54. “Michael” means “Who is like God?”. What does this mean?
“With dramatic description, the sacred author presents us with the fall of the first angel, who was seduced by the ambition to become ‘like God’. Whence the reaction of the Archangel Michael, whose Hebrew name ‘Who is like God?’, affirms the uniqueness of God and his inviolability.” (St. John Paul II, Visit to the Shrine of St. Michael, Address, May 24, 1987 at Monte Gargano)


55. What is the importance of St. Michael as patron of the Church today?
“I have come here, as did so many of my predecessors on the chair of Peter, to enjoy for a moment the atmosphere proper to this sanctuary, an atmosphere of silence, prayer and penance; I have come to venerate and invoke St Michael the Archangel, that he may protect and defend the Holy Church at a time when it is difficult to give authentic Christian witness without compromise and accommodation.” (St. John Paul II, Visit to the Shrine of St. Michael Address, May 24, 1987 at Monte Gargano)


56. What can we know about St. Gabriel the Archangel?
“We meet the Archangel Gabriel especially in the precious account of the annunciation to Mary of the Incarnation of God, as Luke tells it to us (1:26-38). Gabriel is the messenger of God's Incarnation. He knocks at Mary's door and, through him, God himself asks Mary for her ‘yes’ to the proposal to become the Mother of the Redeemer: of giving her human flesh to the eternal Word of God, to the Son of God.” (Benedict XVI, Homily, September 29, 2007)

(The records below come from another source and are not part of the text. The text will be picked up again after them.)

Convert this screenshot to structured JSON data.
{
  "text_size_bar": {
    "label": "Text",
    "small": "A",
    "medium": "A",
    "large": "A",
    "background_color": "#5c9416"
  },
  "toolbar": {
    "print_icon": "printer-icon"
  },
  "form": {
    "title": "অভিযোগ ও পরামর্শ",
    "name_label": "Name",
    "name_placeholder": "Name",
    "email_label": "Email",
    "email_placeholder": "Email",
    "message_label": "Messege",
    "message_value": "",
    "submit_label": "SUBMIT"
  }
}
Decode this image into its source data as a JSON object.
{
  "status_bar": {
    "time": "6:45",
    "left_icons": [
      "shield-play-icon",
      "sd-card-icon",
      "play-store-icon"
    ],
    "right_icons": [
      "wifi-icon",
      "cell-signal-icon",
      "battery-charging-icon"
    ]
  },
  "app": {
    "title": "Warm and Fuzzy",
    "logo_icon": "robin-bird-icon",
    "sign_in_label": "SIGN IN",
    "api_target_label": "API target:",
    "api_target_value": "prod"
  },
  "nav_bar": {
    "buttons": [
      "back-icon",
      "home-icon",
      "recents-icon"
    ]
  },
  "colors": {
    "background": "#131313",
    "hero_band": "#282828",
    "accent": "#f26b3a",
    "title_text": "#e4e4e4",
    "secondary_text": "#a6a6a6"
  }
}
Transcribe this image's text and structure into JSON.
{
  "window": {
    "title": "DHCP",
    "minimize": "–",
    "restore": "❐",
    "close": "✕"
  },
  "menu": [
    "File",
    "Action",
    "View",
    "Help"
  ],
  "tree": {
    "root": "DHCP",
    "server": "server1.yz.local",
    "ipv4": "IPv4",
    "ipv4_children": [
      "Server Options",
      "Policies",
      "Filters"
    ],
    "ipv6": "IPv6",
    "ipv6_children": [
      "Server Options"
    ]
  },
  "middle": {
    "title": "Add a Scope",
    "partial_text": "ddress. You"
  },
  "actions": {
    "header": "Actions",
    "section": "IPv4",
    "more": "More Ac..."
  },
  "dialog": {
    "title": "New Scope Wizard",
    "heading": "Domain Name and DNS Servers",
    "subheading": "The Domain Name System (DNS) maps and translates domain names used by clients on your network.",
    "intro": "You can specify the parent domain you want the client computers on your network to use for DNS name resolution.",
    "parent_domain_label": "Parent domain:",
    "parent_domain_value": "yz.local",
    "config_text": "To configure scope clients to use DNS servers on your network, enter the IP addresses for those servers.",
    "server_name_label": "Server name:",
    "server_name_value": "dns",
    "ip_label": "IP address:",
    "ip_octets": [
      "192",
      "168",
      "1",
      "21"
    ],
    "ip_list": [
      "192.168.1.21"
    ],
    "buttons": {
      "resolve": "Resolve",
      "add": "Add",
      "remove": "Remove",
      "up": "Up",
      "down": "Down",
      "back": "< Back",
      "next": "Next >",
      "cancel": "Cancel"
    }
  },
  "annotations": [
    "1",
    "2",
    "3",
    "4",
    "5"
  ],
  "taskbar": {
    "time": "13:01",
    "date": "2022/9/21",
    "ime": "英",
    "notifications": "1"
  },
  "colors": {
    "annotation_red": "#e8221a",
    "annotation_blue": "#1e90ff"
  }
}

57. What can we know about St. Raphael the Archangel?
“St. Raphael is presented to us, above all in the Book of Tobit, as the Angel to whom is entrusted the task of healing. ... The Book of Tobit refers to two of the Archangel Raphael's emblematic tasks of healing. He heals the disturbed communion between a man and a woman. He heals their love. He drives out the demons who over and over again exhaust and destroy their love. He purifies the atmosphere between the two and gives them the ability to accept each other for ever. In Tobit's account, this healing is recounted with legendary images. ... Secondly, the Book of Tobit speaks of the healing of sightless eyes.” (Benedict XVI, Homily, September 29, 2007)